PROBLEM TO WORK ON => Considering only lines that hold the word "date", report how many there are in the listing below, as a single number.

THE DATA =>
* * *
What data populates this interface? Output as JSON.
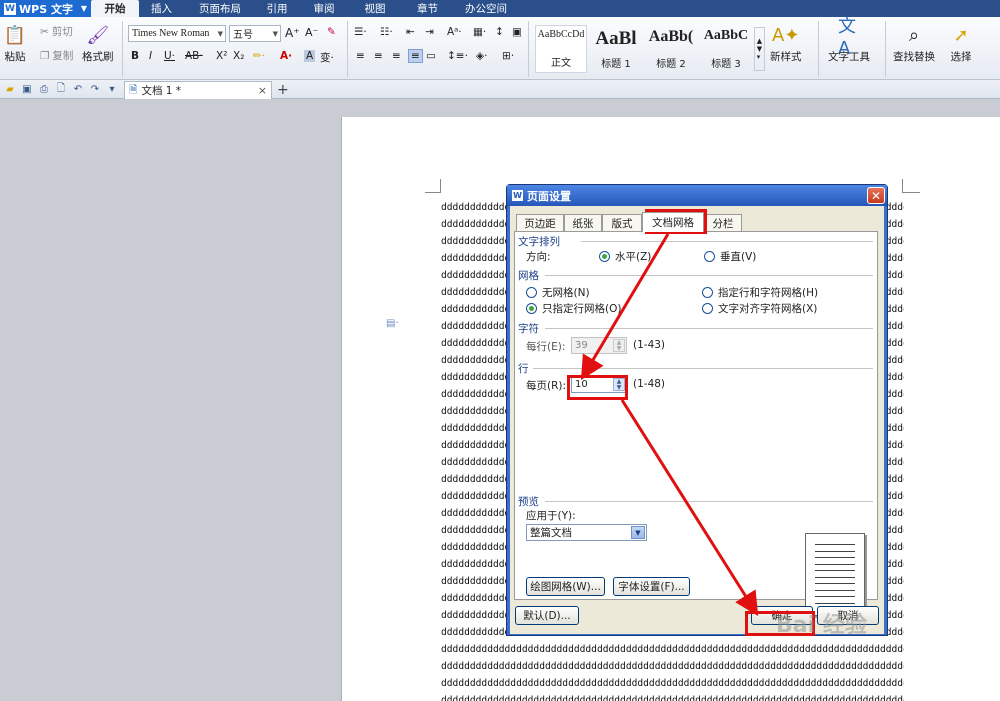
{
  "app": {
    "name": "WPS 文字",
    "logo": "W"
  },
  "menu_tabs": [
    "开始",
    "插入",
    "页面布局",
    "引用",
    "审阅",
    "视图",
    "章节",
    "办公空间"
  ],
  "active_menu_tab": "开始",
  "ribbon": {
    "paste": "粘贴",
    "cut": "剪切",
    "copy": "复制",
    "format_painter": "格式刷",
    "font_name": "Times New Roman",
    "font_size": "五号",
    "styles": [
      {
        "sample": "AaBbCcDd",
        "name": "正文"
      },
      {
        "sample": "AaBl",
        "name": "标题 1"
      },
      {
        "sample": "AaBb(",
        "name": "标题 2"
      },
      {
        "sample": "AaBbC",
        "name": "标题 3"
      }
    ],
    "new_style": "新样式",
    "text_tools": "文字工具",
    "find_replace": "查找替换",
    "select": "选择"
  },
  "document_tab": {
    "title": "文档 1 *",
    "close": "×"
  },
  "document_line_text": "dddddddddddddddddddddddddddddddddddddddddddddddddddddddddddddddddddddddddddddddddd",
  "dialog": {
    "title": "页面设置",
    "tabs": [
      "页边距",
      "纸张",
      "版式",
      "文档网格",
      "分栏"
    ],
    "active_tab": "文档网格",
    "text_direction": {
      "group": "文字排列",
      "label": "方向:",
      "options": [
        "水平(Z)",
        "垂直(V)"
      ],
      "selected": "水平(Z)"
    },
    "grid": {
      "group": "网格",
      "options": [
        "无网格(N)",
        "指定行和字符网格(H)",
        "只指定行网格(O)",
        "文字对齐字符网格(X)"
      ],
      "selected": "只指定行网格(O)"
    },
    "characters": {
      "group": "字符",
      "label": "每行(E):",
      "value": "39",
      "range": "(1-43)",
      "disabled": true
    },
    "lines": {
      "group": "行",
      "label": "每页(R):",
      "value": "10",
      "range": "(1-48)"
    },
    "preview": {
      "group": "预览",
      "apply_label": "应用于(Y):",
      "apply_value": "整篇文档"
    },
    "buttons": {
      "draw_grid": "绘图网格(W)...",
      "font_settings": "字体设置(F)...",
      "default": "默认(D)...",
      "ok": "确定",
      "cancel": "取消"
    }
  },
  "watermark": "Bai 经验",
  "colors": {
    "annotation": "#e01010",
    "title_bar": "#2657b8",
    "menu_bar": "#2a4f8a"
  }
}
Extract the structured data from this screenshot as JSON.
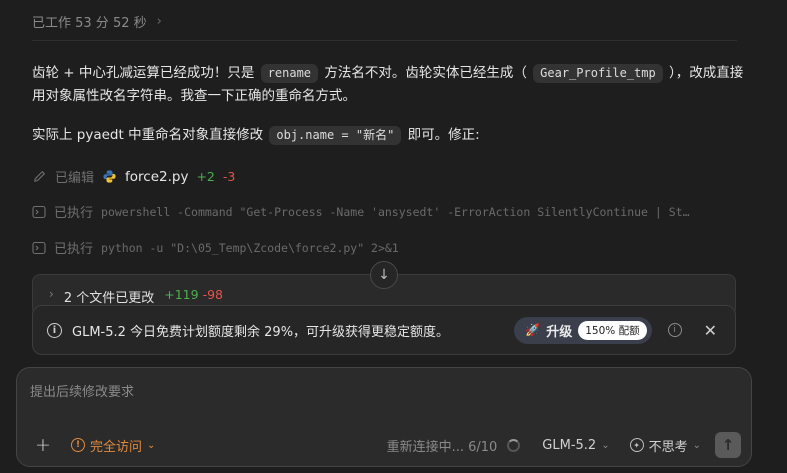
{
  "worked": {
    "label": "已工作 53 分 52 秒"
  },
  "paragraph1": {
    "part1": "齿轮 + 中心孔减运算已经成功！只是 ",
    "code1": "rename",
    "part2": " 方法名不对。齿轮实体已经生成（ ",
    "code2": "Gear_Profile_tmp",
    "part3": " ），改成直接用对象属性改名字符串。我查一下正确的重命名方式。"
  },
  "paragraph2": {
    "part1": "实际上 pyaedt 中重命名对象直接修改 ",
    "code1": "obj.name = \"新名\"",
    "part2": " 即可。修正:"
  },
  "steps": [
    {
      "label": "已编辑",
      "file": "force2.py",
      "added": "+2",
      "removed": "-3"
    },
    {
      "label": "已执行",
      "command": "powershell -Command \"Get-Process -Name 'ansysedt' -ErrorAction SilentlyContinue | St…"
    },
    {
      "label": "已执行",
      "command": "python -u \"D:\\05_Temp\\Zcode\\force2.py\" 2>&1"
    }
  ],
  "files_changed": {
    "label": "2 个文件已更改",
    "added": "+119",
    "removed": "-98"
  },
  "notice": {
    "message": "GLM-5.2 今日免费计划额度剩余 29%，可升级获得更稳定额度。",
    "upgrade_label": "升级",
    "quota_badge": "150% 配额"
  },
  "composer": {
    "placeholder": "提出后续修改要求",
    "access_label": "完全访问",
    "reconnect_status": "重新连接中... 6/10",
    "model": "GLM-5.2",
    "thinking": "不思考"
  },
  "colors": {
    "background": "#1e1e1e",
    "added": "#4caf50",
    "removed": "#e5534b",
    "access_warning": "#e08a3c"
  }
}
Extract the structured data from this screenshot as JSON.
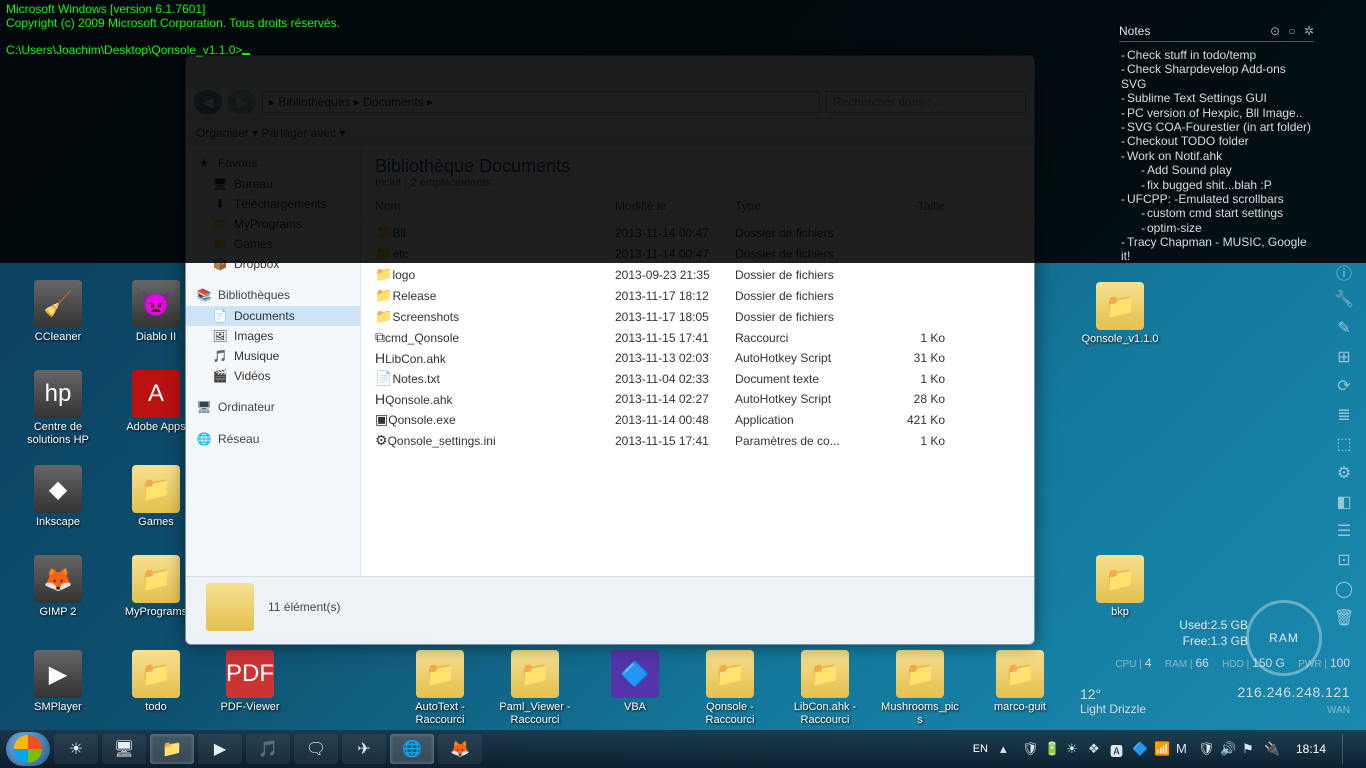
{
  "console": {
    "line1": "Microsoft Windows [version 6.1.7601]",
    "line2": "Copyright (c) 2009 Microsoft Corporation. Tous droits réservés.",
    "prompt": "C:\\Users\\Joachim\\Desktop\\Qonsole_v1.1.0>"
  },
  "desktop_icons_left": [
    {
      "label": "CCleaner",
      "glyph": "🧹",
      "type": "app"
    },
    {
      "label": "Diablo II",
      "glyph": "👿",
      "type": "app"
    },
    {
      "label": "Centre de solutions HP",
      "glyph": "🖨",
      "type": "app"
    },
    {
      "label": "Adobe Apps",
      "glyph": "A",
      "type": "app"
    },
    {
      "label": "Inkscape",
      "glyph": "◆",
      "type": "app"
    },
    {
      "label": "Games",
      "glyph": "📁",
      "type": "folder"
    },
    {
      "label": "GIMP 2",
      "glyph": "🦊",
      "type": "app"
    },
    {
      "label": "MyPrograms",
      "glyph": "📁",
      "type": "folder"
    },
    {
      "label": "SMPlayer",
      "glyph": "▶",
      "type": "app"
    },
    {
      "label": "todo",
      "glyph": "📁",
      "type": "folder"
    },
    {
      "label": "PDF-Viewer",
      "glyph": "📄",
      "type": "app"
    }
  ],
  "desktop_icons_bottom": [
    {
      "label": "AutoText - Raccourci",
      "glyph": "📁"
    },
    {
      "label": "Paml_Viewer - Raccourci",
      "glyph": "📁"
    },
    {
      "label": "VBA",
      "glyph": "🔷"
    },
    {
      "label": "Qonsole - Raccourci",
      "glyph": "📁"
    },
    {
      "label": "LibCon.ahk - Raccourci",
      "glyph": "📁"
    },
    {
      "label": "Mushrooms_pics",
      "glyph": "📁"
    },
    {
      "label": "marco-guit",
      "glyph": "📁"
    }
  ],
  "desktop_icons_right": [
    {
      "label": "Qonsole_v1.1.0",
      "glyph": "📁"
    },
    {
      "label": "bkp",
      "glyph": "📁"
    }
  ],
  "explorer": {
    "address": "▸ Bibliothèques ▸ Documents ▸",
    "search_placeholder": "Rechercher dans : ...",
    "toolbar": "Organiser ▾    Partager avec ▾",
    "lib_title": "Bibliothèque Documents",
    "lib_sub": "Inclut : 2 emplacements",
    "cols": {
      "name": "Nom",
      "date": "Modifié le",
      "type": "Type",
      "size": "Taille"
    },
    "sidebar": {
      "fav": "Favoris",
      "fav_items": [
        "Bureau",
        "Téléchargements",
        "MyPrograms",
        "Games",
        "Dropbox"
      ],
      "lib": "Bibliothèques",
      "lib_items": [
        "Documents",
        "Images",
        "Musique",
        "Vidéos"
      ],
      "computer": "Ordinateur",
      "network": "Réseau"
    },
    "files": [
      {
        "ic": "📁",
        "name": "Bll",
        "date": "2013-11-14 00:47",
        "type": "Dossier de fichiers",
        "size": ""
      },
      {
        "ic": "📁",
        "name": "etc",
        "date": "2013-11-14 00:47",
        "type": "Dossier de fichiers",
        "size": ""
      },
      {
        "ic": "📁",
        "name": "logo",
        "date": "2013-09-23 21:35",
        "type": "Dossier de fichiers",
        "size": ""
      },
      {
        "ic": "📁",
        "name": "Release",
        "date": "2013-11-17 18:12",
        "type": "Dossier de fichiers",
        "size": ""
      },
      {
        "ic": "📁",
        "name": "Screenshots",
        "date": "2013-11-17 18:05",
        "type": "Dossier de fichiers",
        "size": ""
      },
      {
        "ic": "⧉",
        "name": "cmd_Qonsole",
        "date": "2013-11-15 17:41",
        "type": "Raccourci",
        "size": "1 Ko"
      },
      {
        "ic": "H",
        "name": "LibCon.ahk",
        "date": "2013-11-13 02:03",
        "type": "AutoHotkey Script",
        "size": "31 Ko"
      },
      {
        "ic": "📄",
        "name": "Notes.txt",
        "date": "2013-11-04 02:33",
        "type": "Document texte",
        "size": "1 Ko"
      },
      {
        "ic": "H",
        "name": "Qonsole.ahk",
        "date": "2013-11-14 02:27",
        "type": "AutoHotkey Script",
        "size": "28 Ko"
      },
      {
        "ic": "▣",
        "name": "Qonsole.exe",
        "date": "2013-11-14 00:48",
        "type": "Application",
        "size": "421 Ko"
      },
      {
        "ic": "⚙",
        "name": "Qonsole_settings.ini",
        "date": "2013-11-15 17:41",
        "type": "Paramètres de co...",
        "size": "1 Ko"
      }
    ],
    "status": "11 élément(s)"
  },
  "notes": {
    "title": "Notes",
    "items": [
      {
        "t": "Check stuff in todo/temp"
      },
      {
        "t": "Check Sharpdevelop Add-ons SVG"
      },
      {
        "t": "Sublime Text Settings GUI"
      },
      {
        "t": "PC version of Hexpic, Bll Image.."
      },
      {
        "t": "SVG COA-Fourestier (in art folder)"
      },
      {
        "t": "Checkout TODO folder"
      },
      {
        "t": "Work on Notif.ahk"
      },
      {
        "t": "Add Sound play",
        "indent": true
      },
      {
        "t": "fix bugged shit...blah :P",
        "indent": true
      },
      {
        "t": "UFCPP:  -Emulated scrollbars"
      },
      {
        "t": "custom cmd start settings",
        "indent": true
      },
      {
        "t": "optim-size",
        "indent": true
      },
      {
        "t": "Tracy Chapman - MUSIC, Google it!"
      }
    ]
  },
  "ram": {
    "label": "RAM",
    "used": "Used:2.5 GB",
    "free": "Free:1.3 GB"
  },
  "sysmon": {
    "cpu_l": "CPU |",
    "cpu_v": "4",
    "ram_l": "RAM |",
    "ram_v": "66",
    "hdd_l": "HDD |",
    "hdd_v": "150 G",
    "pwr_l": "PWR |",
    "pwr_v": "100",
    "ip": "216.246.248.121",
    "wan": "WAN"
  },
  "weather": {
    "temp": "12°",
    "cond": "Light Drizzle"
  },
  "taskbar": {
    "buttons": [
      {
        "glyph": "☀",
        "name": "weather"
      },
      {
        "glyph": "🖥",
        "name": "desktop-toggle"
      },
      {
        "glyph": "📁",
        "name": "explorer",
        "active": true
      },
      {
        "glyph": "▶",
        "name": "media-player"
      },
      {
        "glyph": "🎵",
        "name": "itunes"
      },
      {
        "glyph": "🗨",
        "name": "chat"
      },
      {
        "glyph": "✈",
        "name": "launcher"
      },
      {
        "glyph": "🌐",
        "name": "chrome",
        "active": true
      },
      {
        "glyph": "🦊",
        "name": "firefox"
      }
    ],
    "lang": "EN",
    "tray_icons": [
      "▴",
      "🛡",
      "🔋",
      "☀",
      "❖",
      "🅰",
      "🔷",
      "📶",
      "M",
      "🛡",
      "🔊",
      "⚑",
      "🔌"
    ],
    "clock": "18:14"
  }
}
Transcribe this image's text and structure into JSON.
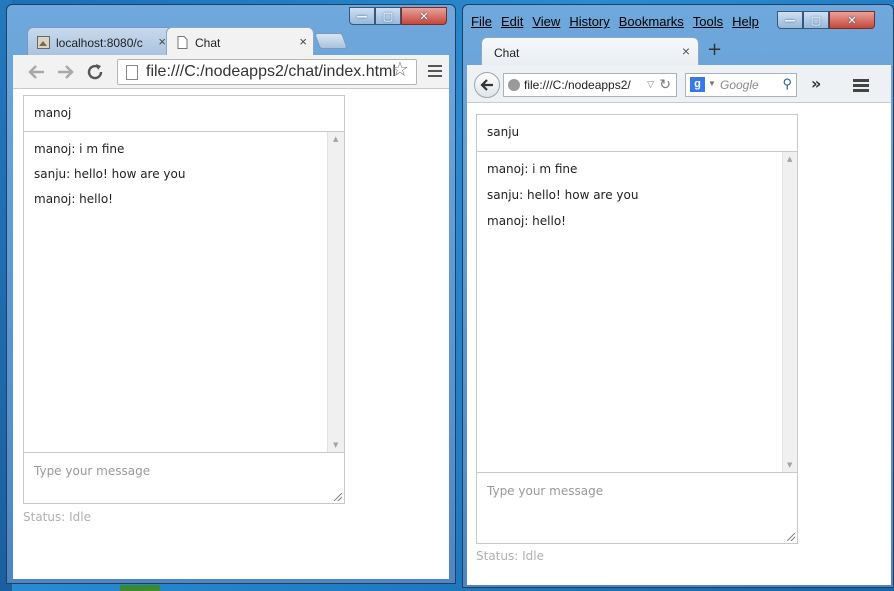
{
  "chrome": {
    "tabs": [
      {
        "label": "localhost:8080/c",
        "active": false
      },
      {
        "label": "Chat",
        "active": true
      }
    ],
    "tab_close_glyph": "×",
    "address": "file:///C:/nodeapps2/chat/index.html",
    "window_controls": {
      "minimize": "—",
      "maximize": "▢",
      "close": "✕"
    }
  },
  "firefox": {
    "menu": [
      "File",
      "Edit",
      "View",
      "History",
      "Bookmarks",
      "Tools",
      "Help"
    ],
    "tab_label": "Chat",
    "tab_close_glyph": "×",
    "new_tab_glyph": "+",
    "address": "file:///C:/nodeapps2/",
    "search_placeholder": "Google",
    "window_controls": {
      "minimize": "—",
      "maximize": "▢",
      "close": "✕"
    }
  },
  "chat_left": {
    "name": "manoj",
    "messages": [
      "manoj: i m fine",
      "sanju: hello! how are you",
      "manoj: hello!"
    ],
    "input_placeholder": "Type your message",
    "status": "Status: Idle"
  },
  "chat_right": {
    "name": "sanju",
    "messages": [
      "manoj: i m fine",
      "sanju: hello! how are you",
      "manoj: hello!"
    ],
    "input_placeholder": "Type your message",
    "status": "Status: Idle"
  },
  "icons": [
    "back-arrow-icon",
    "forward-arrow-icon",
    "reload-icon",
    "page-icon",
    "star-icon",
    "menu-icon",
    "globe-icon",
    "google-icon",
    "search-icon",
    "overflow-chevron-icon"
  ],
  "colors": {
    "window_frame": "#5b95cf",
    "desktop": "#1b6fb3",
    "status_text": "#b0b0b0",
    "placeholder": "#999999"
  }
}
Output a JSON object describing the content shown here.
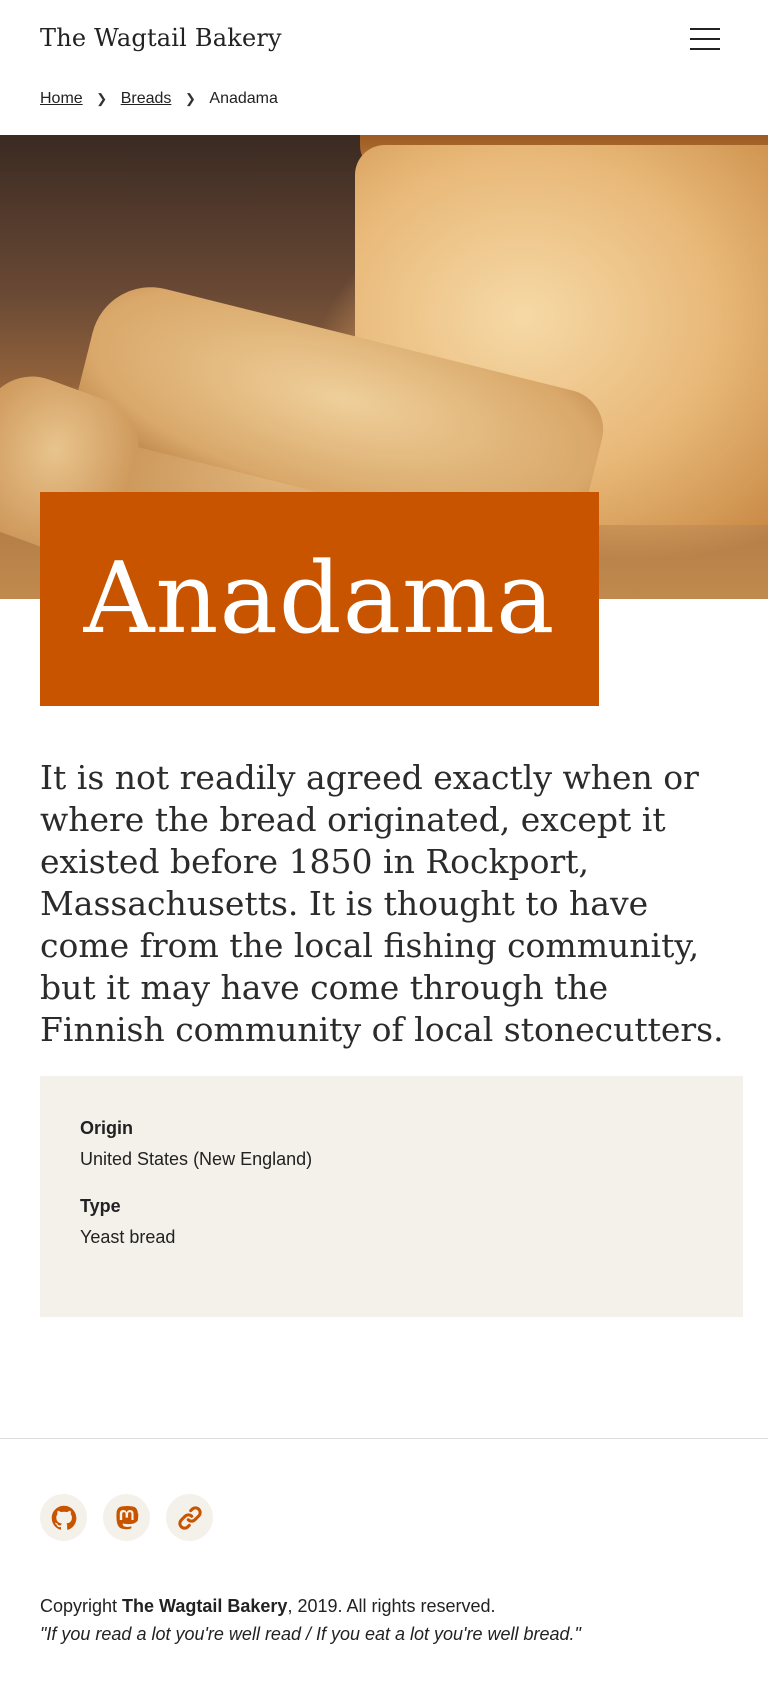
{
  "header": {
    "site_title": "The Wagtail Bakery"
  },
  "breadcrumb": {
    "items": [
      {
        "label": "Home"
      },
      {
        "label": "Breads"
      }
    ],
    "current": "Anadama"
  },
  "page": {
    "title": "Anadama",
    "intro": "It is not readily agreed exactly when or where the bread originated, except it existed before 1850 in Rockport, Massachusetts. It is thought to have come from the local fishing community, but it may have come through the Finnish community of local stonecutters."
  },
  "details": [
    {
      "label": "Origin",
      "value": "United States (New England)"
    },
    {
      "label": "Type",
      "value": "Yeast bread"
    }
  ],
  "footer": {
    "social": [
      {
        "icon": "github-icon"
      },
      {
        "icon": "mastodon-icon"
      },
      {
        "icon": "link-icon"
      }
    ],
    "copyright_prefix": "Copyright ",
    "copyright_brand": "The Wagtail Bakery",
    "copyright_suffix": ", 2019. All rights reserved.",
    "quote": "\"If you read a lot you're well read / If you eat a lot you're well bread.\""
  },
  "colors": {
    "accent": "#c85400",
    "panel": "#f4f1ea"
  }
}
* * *
EXERCISE OUTPUT => 12